We’ve seen that the Orthodox Church has a very different view of the sacraments from the Western churches. The West sees the sacraments as two or seven distinct ways by which God’s grace is brought to believers by human action.
The Orthodox believe that life itself is a sacrament. Some actions are specific sacraments, but God’s grace cannot be limited to seven specific acts.
Let’s take this definition from Wikipedia,
The Eastern Orthodox Church, however, views the sacraments, what it typically calls the Holy Mysteries, not so much as dispensers of grace, but instead as a means for communing with God, an entering into and participation in heavenly things while nevertheless still on earth in this life, viewing the Church and indeed all of creation sacramentally.
I like this definition a lot. Hence forth, this is what I mean by being a “sacramentalist.”
Now, this is not just bandying words. As I hope to show, seeing certain aspects of our Christianity through this lens can greatly deepen and enrich our understanding — and our experience of God.
I like the Orthodox view very much. Rather than looking for symbols that do something, we can venture down a more interesting path. What can we do that causes God himself to act in this life and in this world? How can we become participants in the power of the Patriarch of the universe? How can we transcend flesh and bones and experience a taste of heaven in the here and now?
Let’s try to deepen our understanding more. I begin with the work of the Holy Spirit.The Holy Spirit indwells Christians and does so in an effective, powerful way. I explain this in the lessons that begin the Amazing Grace lesson series:
Now, the Holy Spirit lives in each of us in a way that’s similar to the way God dwelt among the Israelites during the Exodus and while the tabernacle and Solomon’s temple stood. And God’s grace is most certainly mediated to us through the Spirit.
This means that Christians have a closer relationship, a closer presence, of God than non-Christians. And the Spirit influences how we think, what we want, and so how we live.
We are promised that if we “keep in step with the Spirit” the Spirit will bear fruit in our lives, changing us into people who display “love, joy, peace, patience, kindness, goodness, faithfulness, gentleness and self-control” (Gal. 5:22-25). And so, somehow or other, keeping in step with the Spirit or being led by the Spirit (5:18) allows God to change us.
Therefore, Christian living can be a sacrament, bringing us very real gifts from God.
To this we must add prayer. James promises,
(James 1:5) If any of you lacks wisdom, he should ask God, who gives generously to all without finding fault, and it will be given to him.
God promises to give spiritual gifts to those who pray for them. As Solomon wrote,
(Prov 2:3-5) [I]f you call out for insight and cry aloud for understanding, 4 and if you look for it as for silver and search for it as for hidden treasure, 5 then you will understand the fear of the LORD and find the knowledge of God.
Just so, Paul prays for the Ephesians,
(Eph 3:16-19) I pray that out of his glorious riches he may strengthen you with power through his Spirit in your inner being, 17 so that Christ may dwell in your hearts through faith.
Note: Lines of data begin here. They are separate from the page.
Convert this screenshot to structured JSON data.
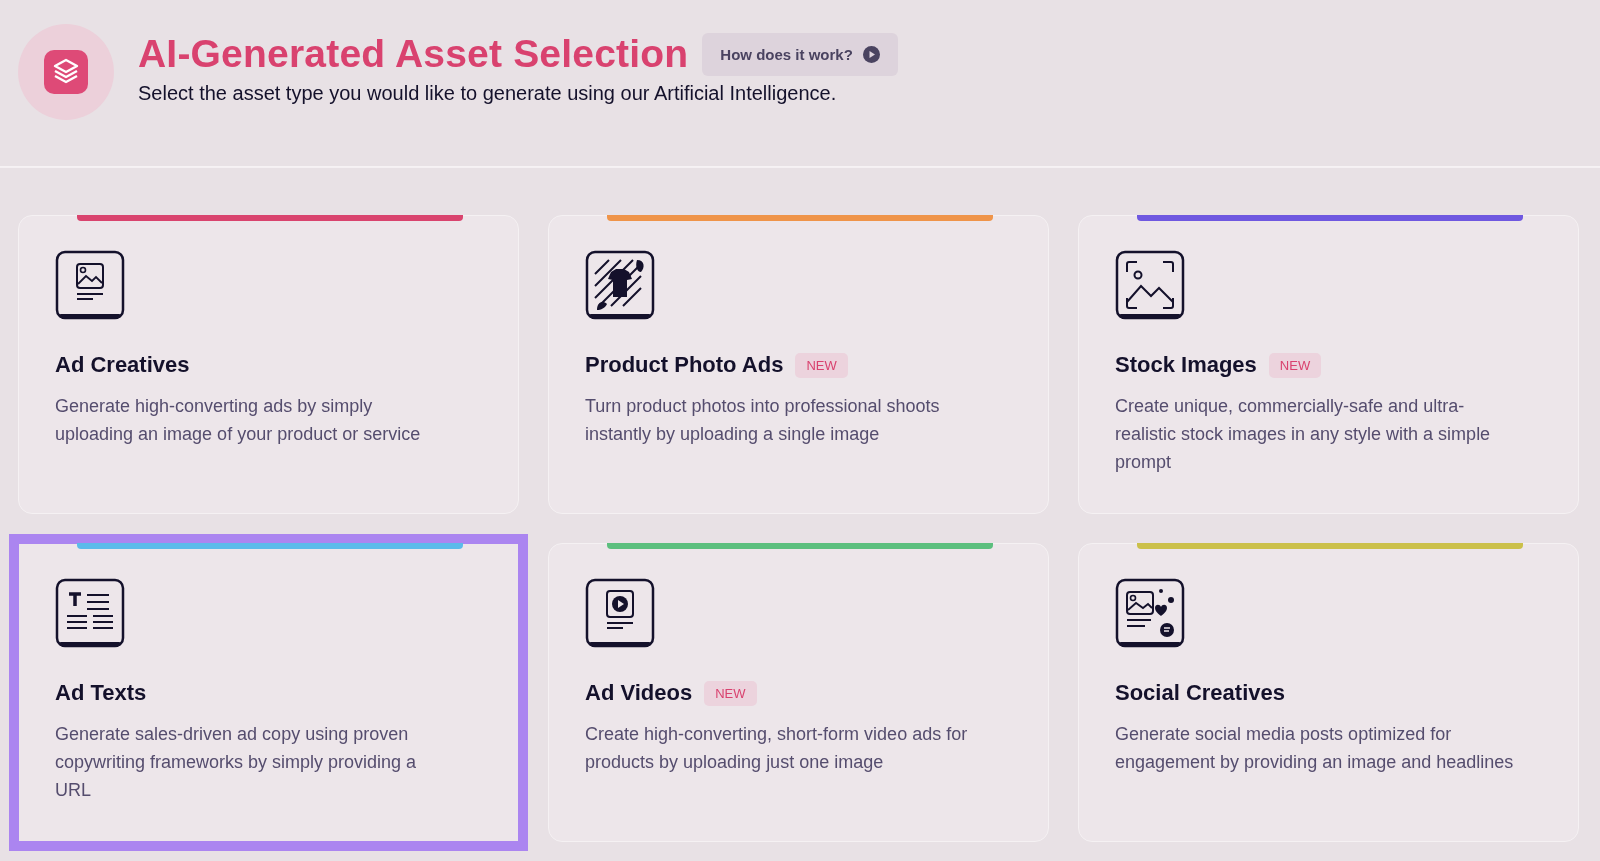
{
  "header": {
    "title": "AI-Generated Asset Selection",
    "help_button": "How does it work?",
    "subtitle": "Select the asset type you would like to generate using our Artificial Intelligence."
  },
  "cards": [
    {
      "kind": "image",
      "title": "Ad Creatives",
      "description": "Generate high-converting ads by simply uploading an image of your product or service",
      "color": "#d9436e",
      "selected": false
    },
    {
      "kind": "product",
      "title": "Product Photo Ads",
      "badge": "NEW",
      "description": "Turn product photos into professional shoots instantly by uploading a single image",
      "color": "#ef9449",
      "selected": false
    },
    {
      "kind": "landscape",
      "title": "Stock Images",
      "badge": "NEW",
      "description": "Create unique, commercially-safe and ultra-realistic stock images in any style with a simple prompt",
      "color": "#6f58e0",
      "selected": false
    },
    {
      "kind": "text",
      "title": "Ad Texts",
      "description": "Generate sales-driven ad copy using proven copywriting frameworks by simply providing a URL",
      "color": "#5bbbea",
      "selected": true
    },
    {
      "kind": "video",
      "title": "Ad Videos",
      "badge": "NEW",
      "description": "Create high-converting, short-form video ads for products by uploading just one image",
      "color": "#5cbf7e",
      "selected": false
    },
    {
      "kind": "social",
      "title": "Social Creatives",
      "description": "Generate social media posts optimized for engagement by providing an image and headlines",
      "color": "#cbc04a",
      "selected": false
    }
  ]
}
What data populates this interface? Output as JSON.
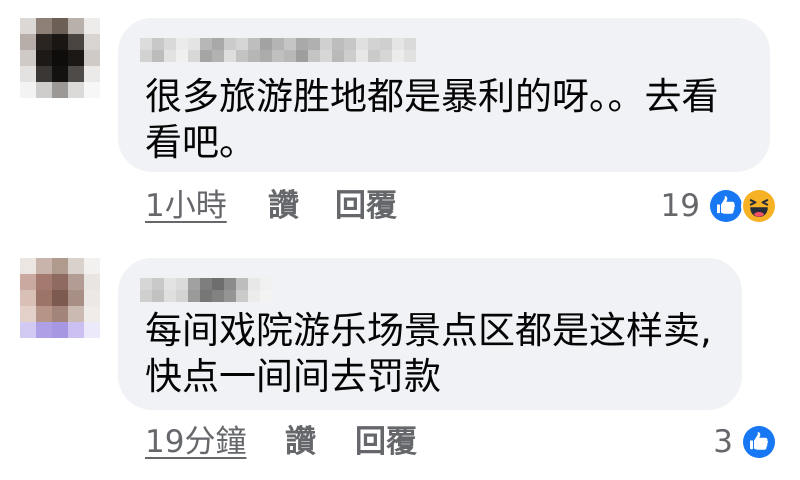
{
  "comments": [
    {
      "text_lines": [
        "很多旅游胜地都是暴利的呀。。去看",
        "看吧。"
      ],
      "time": "1小時",
      "like_label": "讚",
      "reply_label": "回覆",
      "reaction_count": 19,
      "reactions": [
        "like-icon",
        "haha-icon"
      ]
    },
    {
      "text_lines": [
        "每间戏院游乐场景点区都是这样卖,",
        "快点一间间去罚款"
      ],
      "time": "19分鐘",
      "like_label": "讚",
      "reply_label": "回覆",
      "reaction_count": 3,
      "reactions": [
        "like-icon"
      ]
    }
  ],
  "colors": {
    "bubble": "#f0f2f5",
    "text": "#050505",
    "meta_text": "#65676b",
    "like_blue": "#1877f2",
    "haha_yellow": "#f7b125"
  }
}
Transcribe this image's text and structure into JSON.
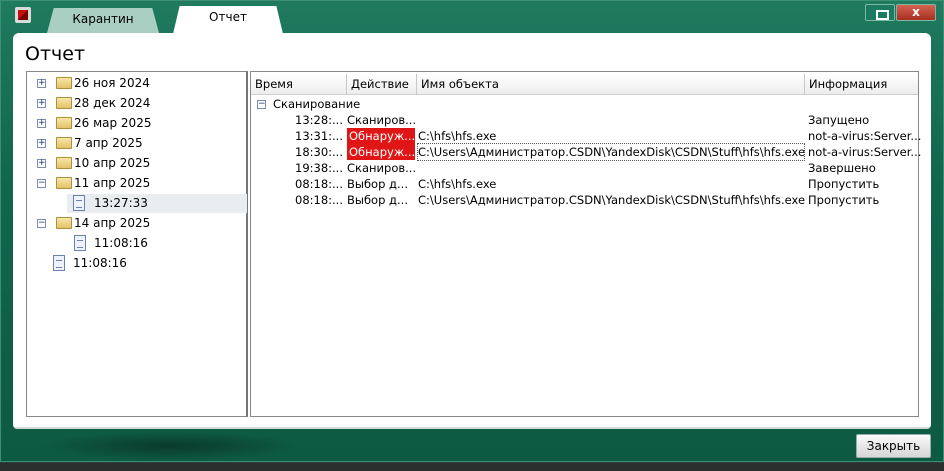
{
  "tabs": [
    {
      "label": "Карантин"
    },
    {
      "label": "Отчет"
    }
  ],
  "page_title": "Отчет",
  "tree": [
    {
      "label": "26 ноя 2024",
      "type": "folder",
      "expanded": false
    },
    {
      "label": "28 дек 2024",
      "type": "folder",
      "expanded": false
    },
    {
      "label": "26 мар 2025",
      "type": "folder",
      "expanded": false
    },
    {
      "label": "7 апр 2025",
      "type": "folder",
      "expanded": false
    },
    {
      "label": "10 апр 2025",
      "type": "folder",
      "expanded": false
    },
    {
      "label": "11 апр 2025",
      "type": "folder",
      "expanded": true
    },
    {
      "label": "13:27:33",
      "type": "file",
      "selected": true
    },
    {
      "label": "14 апр 2025",
      "type": "folder",
      "expanded": true
    },
    {
      "label": "11:08:16",
      "type": "file"
    },
    {
      "label": "11:08:16",
      "type": "file"
    }
  ],
  "columns": [
    "Время",
    "Действие",
    "Имя объекта",
    "Информация"
  ],
  "group": "Сканирование",
  "rows": [
    {
      "time": "13:28:...",
      "action": "Сканиров...",
      "object": "",
      "info": "Запущено"
    },
    {
      "time": "13:31:...",
      "action": "Обнаруж...",
      "object": "C:\\hfs\\hfs.exe",
      "info": "not-a-virus:Server..."
    },
    {
      "time": "18:30:...",
      "action": "Обнаруж...",
      "object": "C:\\Users\\Администратор.CSDN\\YandexDisk\\CSDN\\Stuff\\hfs\\hfs.exe",
      "info": "not-a-virus:Server..."
    },
    {
      "time": "19:38:...",
      "action": "Сканиров...",
      "object": "",
      "info": "Завершено"
    },
    {
      "time": "08:18:...",
      "action": "Выбор д...",
      "object": "C:\\hfs\\hfs.exe",
      "info": "Пропустить"
    },
    {
      "time": "08:18:...",
      "action": "Выбор д...",
      "object": "C:\\Users\\Администратор.CSDN\\YandexDisk\\CSDN\\Stuff\\hfs\\hfs.exe",
      "info": "Пропустить"
    }
  ],
  "close_button": "Закрыть",
  "colors": {
    "frame": "#11664c",
    "detected": "#e01515"
  }
}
And I pray that you, being rooted and established in love, 18 may have power, together with all the saints, to grasp how wide and long and high and deep is the love of Christ, 19 and to know this love that surpasses knowledge — that you may be filled to the measure of all the fullness of God.
Evidently, I can pray for someone else to receive spiritual gifts from God! Now, if this isn’t sacramental, I don’t know what is! We are promised the power to have God himself bring good gifts down from heaven to empower and encourage us.
Now, this is all nonsense for those who deny that the Spirit affects who we are and how we live, other than through the word. And certainly the word changes us. But these promises tell us that the changes worked in us are not merely human effort. Rather, God himself is working within us to make us the people we were always meant to be.
The lessons I linked to above give further examples.
Now, we should add Bible study to this. You see, we are not left on our own in interpreting the words —
(1 Cor 2:12-14) We have not received the spirit of the world but the Spirit who is from God, that we may understand what God has freely given us. 13 This is what we speak, not in words taught us by human wisdom but in words taught by the Spirit, expressing spiritual truths in spiritual words. 14 The man without the Spirit does not accept the things that come from the Spirit of God, for they are foolishness to him, and he cannot understand them, because they are spiritually discerned.
We are plainly taught that the Spirit helps us understand the words God has given us. In other words, as we hear or read, the Spirit opens our heart to understanding. We can (and often do) frustrate the Spirit’s work. But the Spirit is there for us if we’ll accept his work within us.
Thus, studying the Bible is sacramental, as it’s a human act that brings God’s grace to the reader far beyond the mere reading.
And there’s more, as we’ll consider in future posts.